warning that while it is a product to consider, borrowers should be warned. “Read the fine print. This isn’t money you lend yourself. It’s a loan using your home equity as collateral. That means interest, typically at a high rate, plus other fees and costs. Worse than paying that interest monthly, it compounds, magnifying what you owe. When you sell, you repay the principal plus all compounded interest.”, states the author Ken Fisher, the renowned investment analyst.
Fisher acknowledges the debate and cites supporters of the program but his caution is that seniors need to have plans for the money they draw out or else they will see those funds depleted and end up with significant compounded interest costs. “But it requires the elderly to invest well. Are you a strong investor? Will you be? Are you willing to risk being forced to sell your house late in life to cover a ginormous compounded interest debt, hoping there is enough left to live off of? At an age when most people need simplicity and ease, this seems unwise”, states Fisher.

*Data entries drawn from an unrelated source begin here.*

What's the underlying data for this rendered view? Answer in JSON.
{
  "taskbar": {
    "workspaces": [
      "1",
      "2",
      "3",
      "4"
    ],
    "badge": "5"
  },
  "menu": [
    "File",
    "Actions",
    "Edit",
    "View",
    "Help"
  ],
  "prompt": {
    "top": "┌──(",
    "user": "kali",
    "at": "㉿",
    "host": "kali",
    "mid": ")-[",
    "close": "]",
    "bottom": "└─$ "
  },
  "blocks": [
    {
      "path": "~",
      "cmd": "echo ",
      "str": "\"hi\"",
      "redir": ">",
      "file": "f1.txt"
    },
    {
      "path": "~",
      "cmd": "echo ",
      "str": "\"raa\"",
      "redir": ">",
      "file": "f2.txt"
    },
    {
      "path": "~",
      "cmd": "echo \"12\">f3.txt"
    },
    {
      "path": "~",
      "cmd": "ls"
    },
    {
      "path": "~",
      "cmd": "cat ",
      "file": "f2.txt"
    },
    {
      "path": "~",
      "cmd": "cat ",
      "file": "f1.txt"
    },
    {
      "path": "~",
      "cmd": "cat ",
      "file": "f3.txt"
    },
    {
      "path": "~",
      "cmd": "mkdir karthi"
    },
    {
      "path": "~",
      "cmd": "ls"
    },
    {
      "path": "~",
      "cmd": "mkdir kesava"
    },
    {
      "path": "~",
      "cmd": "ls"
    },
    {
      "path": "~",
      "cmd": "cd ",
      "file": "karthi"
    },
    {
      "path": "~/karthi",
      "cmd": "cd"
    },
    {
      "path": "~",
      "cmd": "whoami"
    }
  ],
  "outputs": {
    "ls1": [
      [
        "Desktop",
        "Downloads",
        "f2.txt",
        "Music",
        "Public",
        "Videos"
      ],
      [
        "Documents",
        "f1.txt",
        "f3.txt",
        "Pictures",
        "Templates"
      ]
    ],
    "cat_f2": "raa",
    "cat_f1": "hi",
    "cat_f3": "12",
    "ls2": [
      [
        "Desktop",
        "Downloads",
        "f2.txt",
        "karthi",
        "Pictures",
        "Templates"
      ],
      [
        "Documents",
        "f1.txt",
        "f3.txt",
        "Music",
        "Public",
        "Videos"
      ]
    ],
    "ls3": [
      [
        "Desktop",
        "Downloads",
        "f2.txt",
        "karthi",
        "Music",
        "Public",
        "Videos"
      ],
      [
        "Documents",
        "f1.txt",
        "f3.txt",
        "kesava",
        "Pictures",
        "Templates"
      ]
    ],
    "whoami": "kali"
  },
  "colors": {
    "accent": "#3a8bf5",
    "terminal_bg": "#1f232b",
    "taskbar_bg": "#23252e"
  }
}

We have been considering the arguments on both sides and simply caution that seniors are a more vulnerable population and while equity in retirement is an asset that can help support financial needs, there are other considerations to be included in the decision and responsible lenders must be part of that process.